Over twenty cryptocurrency exchanges in South Korea have agreed to undergo evaluations, including the country’s top four exchanges: Upbit, Bithumb, Coinone, and Korbit. This is part of their self-regulatory efforts, in conjunction with the Korean Blockchain Association.
21 Exchanges Participating So Far
The Korean Blockchain Association, an industry group formally launched in January with 66 members, is primarily focused on self-regulation. The association,
“composed of 33 virtual currency exchanges, said 21 of its members, including major players Upbit, Bithumb, Korbit, and Coinone, will undergo evaluations,” Yonhap reported on Wednesday.
According to local media, crypto exchanges that have confirmed their participation in self-evaluation include Glosfer, Nexcoin, Zeniex, Kairex, Kcx Exchange, Komid, Coinway, Coinzest, Plutus DS, Dexko, Gopax, Okcoin Korea, and Huobi Korea.
The main purpose of the evaluations is to determine if members have complied with a set of self-regulatory measures that the group has set.
An official of the association was quoted by Asia Economy saying,
“I respect member companies’ willingness to create a secure cryptocurrency market…We will make efforts to ensure strict and fair self-regulatory review.” Kim Hwa-joon, vice chairman of the association, was quoted by Zdnet detailing:
It will include capital standards, security standards, principles on listing procedures, disclosure of information, etc, and I expect investors to believe that they [exchanges] are more stable if they have passed the examination.
According to data collected by the Korean government, sales by local cryptocurrency exchange operators soared approximately 88-fold in 2017 compared to the previous year.
Self-Regulatory Efforts Challenged
The association first announced self-regulation in December when the government introduced a set of cryptocurrency measures to curb speculation in the crypto market. It
“also established a set of specific ethical codes for the virtual currency bourses, including strict rules on insider trading and market manipulation,” Yonhap noted.
However, recently small and medium-sized exchanges have been voicing concerns regarding the effectiveness of joining the association and declaring self-regulation. They were led to believe that, by joining the association, they would be able to obtain virtual accounts from banks after the government-mandated real-name system went into effect.

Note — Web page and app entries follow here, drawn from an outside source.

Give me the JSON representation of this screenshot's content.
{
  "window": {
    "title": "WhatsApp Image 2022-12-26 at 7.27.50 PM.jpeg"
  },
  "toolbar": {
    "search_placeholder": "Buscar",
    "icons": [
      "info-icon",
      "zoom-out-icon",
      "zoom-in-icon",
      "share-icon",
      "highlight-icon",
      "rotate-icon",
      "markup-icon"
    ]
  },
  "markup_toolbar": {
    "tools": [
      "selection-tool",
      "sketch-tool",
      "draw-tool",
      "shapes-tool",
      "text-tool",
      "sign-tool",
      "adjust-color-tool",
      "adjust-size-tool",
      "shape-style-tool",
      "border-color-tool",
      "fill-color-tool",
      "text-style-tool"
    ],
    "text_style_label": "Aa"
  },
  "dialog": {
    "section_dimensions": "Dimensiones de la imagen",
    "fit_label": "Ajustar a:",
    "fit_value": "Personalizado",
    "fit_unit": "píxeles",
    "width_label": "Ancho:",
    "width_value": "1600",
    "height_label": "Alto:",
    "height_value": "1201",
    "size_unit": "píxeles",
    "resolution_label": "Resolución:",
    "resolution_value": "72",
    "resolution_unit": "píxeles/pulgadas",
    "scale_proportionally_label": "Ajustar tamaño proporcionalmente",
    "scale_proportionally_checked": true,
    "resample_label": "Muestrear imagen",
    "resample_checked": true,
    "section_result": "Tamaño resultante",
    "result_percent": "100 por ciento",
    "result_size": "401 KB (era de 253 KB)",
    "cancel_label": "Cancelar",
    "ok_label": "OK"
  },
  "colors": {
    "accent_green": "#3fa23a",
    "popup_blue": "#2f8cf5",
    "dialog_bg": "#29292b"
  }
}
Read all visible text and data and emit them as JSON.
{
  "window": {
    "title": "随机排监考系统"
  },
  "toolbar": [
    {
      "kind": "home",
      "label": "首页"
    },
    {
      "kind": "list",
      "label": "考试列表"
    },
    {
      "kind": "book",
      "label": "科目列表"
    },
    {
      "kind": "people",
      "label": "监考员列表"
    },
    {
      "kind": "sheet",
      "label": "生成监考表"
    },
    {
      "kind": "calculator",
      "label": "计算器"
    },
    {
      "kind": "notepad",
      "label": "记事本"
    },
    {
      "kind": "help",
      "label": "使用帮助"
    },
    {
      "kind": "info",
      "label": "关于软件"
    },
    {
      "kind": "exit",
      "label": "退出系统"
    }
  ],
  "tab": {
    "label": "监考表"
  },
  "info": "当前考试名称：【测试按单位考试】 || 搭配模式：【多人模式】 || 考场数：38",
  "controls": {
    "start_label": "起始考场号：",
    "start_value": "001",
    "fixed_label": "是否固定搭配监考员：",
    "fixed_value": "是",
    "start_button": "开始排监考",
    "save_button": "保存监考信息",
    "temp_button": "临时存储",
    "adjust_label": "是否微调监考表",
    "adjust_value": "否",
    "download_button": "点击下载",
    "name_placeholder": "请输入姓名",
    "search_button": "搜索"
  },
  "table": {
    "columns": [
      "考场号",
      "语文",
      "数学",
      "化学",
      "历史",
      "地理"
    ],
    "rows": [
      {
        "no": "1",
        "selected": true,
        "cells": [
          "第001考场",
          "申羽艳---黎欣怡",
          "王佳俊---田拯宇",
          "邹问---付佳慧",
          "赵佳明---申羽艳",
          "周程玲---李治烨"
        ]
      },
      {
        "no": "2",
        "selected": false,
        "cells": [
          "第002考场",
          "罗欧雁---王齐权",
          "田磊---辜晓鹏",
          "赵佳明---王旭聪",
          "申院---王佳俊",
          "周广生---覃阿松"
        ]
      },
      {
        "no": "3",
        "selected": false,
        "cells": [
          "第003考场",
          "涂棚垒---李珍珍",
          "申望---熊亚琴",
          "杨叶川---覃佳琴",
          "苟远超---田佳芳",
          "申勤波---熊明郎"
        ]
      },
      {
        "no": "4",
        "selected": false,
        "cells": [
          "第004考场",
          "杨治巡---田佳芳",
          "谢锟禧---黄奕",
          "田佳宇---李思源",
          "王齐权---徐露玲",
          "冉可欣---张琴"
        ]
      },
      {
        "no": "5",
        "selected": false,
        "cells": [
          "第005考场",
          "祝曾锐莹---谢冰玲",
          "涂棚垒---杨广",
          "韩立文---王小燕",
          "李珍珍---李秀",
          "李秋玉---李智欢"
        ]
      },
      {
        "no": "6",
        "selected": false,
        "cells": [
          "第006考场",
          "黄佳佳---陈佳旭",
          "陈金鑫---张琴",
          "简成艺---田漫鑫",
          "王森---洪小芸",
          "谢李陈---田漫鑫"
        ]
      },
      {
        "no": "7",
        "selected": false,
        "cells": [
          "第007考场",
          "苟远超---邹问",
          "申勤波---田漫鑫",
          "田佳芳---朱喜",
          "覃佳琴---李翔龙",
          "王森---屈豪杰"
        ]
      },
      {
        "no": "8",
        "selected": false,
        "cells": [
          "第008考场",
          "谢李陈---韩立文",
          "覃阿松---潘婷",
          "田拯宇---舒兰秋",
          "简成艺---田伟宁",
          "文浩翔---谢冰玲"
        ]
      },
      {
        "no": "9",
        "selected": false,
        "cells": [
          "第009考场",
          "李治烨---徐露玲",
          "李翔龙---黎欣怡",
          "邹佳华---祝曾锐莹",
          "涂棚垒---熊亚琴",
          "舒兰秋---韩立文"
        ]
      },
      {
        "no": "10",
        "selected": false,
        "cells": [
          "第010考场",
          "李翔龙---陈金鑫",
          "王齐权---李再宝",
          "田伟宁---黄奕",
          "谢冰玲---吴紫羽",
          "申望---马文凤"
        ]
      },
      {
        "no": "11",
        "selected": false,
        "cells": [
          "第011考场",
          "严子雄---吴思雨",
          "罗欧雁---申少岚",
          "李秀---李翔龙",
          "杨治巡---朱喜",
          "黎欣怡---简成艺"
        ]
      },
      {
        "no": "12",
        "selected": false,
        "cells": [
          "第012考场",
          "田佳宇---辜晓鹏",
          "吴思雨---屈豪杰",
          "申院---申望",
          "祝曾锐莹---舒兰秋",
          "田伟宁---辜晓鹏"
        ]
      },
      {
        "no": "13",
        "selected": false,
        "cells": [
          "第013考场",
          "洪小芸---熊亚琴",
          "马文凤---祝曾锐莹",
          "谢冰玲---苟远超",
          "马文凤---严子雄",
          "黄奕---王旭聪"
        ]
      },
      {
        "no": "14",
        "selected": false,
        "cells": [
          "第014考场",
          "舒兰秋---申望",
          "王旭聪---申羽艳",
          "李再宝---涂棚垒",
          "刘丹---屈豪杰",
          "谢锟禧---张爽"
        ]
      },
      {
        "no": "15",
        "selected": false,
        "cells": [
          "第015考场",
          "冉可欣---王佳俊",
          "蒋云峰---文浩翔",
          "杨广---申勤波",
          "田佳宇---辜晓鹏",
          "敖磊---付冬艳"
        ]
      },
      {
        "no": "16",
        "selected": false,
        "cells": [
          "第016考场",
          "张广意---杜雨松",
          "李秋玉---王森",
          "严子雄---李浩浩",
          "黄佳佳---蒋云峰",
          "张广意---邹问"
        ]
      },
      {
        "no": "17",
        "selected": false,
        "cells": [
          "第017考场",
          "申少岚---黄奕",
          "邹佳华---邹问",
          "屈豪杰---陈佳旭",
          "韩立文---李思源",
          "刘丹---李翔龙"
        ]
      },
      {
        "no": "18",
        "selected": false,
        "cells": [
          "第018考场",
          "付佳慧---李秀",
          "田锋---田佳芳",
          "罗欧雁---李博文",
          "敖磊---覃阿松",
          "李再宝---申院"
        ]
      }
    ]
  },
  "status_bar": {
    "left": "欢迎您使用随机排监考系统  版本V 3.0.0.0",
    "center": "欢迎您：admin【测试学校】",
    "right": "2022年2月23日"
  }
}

However, following the implementation of the real-name system, banks are reluctant to issue virtual accounts to small and medium-sized exchanges, choosing only to provide services to the country’s top four exchanges.
Earlier this week, twelve crypto exchanges including Gopax, Coinnest, and Coinpia, sent a joint statement to the association, requesting a meeting to discuss the issue of virtual account issuance.

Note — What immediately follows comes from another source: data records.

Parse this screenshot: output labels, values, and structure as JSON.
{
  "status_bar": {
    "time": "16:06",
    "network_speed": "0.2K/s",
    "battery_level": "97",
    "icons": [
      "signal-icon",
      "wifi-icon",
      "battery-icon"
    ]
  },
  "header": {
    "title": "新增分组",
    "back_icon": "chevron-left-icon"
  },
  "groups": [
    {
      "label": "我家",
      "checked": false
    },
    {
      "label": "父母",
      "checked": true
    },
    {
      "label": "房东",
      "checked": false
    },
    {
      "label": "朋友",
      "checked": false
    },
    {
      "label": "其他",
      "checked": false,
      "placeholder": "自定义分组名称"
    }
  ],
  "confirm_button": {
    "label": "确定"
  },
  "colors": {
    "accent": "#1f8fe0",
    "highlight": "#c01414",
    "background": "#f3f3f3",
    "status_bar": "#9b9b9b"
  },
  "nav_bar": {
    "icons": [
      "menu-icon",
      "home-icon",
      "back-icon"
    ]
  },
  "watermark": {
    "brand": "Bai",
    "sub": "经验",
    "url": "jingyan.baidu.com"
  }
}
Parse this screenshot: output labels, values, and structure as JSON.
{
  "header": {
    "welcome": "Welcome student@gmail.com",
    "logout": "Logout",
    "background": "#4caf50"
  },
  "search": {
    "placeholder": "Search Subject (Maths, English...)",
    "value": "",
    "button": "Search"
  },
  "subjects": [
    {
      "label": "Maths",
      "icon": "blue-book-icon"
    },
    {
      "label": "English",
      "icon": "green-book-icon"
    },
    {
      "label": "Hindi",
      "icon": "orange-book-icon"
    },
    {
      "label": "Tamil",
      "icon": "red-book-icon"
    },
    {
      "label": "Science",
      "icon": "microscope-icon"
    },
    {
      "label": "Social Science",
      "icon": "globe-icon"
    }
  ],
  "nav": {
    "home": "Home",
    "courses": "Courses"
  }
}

Kim acknowledged the problem and was quoted by Fntimes saying:
Disputes may arise in operating the organization…We are trying to solve this problem.

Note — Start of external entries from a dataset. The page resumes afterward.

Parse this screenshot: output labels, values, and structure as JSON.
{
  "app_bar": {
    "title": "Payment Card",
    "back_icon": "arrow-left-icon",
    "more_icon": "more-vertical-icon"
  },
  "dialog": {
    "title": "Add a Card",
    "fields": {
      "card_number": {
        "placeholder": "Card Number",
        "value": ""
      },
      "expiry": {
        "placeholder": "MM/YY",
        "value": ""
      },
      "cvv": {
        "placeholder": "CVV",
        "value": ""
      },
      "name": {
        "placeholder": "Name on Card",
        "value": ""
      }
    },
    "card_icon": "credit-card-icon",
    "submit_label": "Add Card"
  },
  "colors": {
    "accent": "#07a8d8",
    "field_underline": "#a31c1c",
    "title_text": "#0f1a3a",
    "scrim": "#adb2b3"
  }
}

The association has also discussed the problem with Choi Heung-sik, the director of the country’s Financial Supervisory Service (FSS). He promised to encourage banks to work with more crypto exchanges, citing that there are three banks that have set up the real-name system but are not using it to issue virtual accounts for crypto exchanges.